Meeting People Where They Are

Over the years, I have worked to help people of all ages, from a plethora of backgrounds, situations, and worldviews. I have been an educator, a caretaker, and a friend. I have worked in three different countries and cultural contexts, and in many different levels of involvement. Though I have learned many lessons, and hope to continue learning, how to best support those around me, I would like to take the time to discuss one of the biggest lessons I have learned from my experiences: Meet people where they are. Everyone you meet, work with, work for, and serve is a human just as you are. They have their own past, their own personality, and their own struggles. If we are to be effective, we must approach these people with an open mind, patience, love, and creativity. And this mindset really goes beyond work to how we interact with anyone in our lives. This mindset must be a focus for the people we directly serve, for our peers, and even for how we treat ourselves.
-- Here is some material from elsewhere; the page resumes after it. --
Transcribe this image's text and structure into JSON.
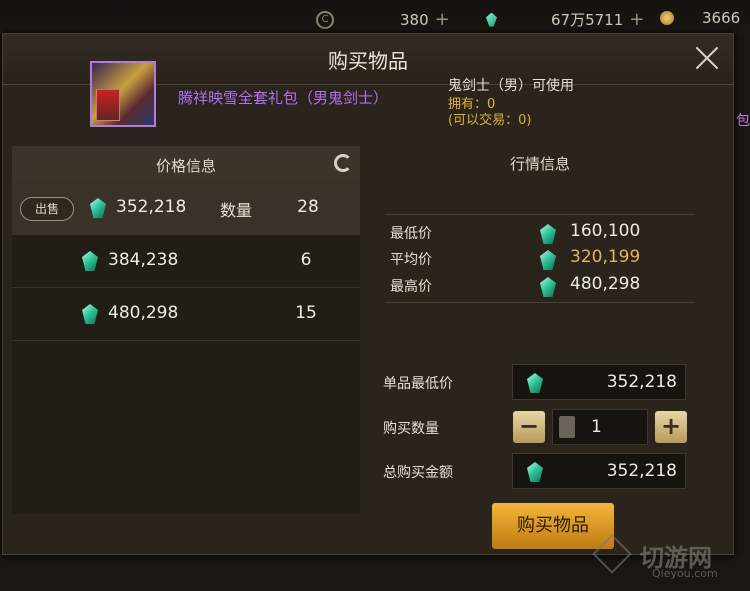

Related to those we are helping, this attitude affects what we see as progress, how we listen, and how we give to that person. Sometimes progress is fast and big, and other times it will be slow and small. Both are to be encouraged and celebrated. Allow people to work on issues at their own pace. Allow the little victories to be equally as important as the big ones. Allow the person to have bad days and backwards steps with your only reaction being care and support. Listen to them. Sometimes an ear is the biggest support you can give. Not only are you letting them talk through thoughts and emotions, but as you listen, you are learning more about them and where they are as a person, which can guide your future involvement. Most importantly, realize you cannot force change. The other person must make their own change. You are only there to help when needed. This means that sometimes you let them be, or let things be. This can be hard when you care deeply, but realize you cannot make internal change happen in another person. Trying to make internal change in another is not only impossible, but can be incredibly unhealthy and frustrating for you and for the other person. Approaching those to whom we give with this mindset can positively affect how we see them and how we see our involvement.

Secondly, this attitude affects how we view peers who are also trying to help. One of the biggest issues here is that we often expect those people to be some sort of neutral person without their own weaknesses or worldviews. We expect them to think the same as we do and to think the same things help when, very often, they do not. Often they disappoint us, frustrate us, and conflict with us. This can lead to our peers being as much or more of a stressor than the actual struggles. Again, we must listen to these people with an open mind and consider their viewpoint. We should try to find the strengths in that person, and allow those strengths to be our focus. We realize that this peer will make mistakes, and so will we, and forgiving and supporting each other is incredibly important. When this is understood, we quit expecting something different, or more, from that person, we appreciate who they are and how we can work together, because the truth is we are working toward the same goals, and we are not going to change each other. Now, do not get me wrong. As peers, we can also challenge each other to grow; we can find ways to compromise and become a better team. When we work together to reach the people we are helping, and when we are all here with love and care for others, and we accept this, we are less frustrated, and our teamwork can be effective.

Finally, we must also apply this concept to how we treat ourselves. In many ways, this is the most important person toward whom we should express this mindset. We have to accept that we are flawed and limited. We are going to make mistakes. There are times when we fall short and won't be enough for the work or for others. When entering a situation, we come with our own experiences, biases, history, and internal struggles. When we want to see changes in our own lives, we have to be honest and open about where we are and have realistic expectations. Accepting this and moving forward is all we can really do. Dwelling on our shortcomings does not help. We should apply the same kind of patience and love to ourselves in our personal lives and in our work.

Using this attitude has been a growing focus of mine over time. Whether it be with those I help, my peers, or within myself, I understand that we are all only humans working to improve the world. Nothing will be perfect. We must meet people where they are. We must open our minds and hearts to what life has given and enter tomorrow with positivity and hope. My experience has shown this to be a healthier and more successful worldview. As I continue to love and serve people with patience and attention, I remind myself of this and let myself practice peace and growth.

Photo shows HA: Ghana Volunteer Jude and a friend he made when both had to find a seat on the rooftop of a bus.